Although they were very helpful, neither the animal control nor police of Petersburg were able to locate the dog. For three days following the incident, I placed countless ads in the local newspapers and on radio shows. I felt that I needed to find him, and that I shouldn’t give up. Valentino was greatly adored by my late husband, and I was confident that his spirit would try to help us in our pursuit. I decided that the only way to get anything done was to go to the site of the incident myself, so I flew up to Virginia on Christmas.
The next two days were spent scouring the neighborhoods and woodland areas of Petersburg, posting flyers on seemingly every lamppost, and screaming “Valentino!” well into the midnight hours as I slowly drove down street after street in my rental car. Every person I approached told me something different: “I saw him ten miles east of here,” “He was walking around with a big black dog that way,” “He slept in my backyard last night.” I collapsed onto the bed in my motel room the second night and thought sadly, This is hopeless. What a horrible Christmas.
I’d already bought my ticket to return to Florida the following day, so there only remained the small, single, solitary hope that I might find Valentino in the morning before my flight back home. I fell asleep praying to the Divine for a miracle.
My husband came to me in a dream that very night, standing tall and handsome, wearing a brilliant white dress shirt and promising that I would find the dog. “Go toward the place where the dog was lost,” he told me. “Get in the car and pay attention to me; I will guide you.”
I woke up and hopped in the car at the break of dawn. I drove to the gas station where the dog had initially wandered off and parked. I began walking around the area, and then stopped a woman on her way to work.
“Oh, that was your dog?” she responded when asked if she’d spotted him. “Yes, I did, just ten minutes ago. He was sitting right up that way, and the police tried to shoot at him because they thought he was a fox!” she said as she pointed.

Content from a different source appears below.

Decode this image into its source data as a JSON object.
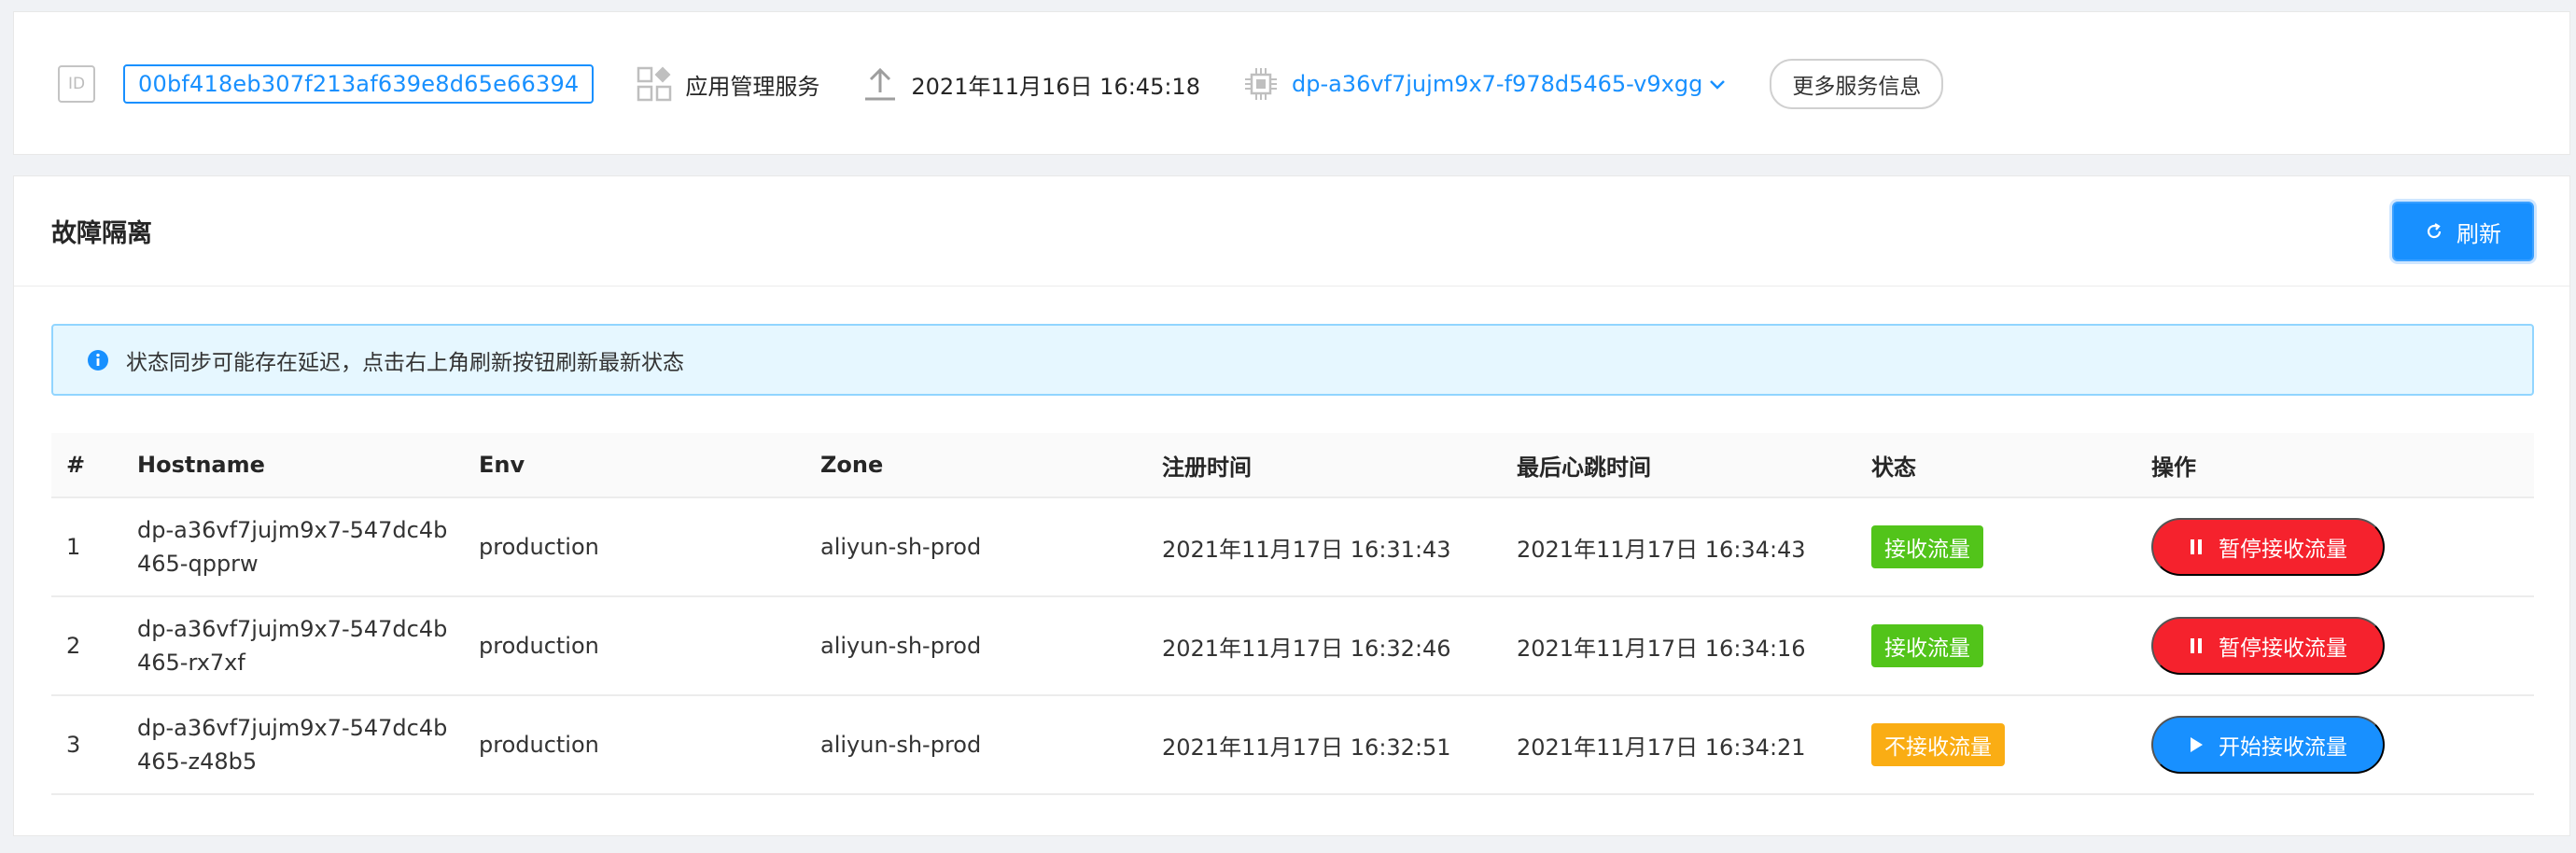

I thanked the woman and started running in that direction.
Entering the forest, guided totally by pure instinct, I heard my husband say, “Keep going.” I made a sudden right and gazed down into a ditch . . . and there was Valentino, keeled over and covered up to his ears in mud, howling feebly for help. I practically tumbled down to him in excitement and hoisted him up in my arms. Had his body not been trembling from the bitter cold, I’m sure he would have jumped at me and licked my face for hours. If he could have spoken, he would have said “Thank you!” a thousand times, but he just stared up at me weakly as I carried him to safety. Truly, this was the best Christmas gift I could have hoped for.
On my way home, I pondered the synchronicities that occurred: Valentino was lost in Virginia and my husband’s name was Virgil—all three words begin with the letter V. Even more peculiar was the fact that Valentino ran away at 2 a.m. on the 22nd of the month, the exact hour and day my husband had passed away. Ultimately, I believe this was a message about trust: that even when it seems nearly impossible to reconnect with those we love, we must have patience and persevere.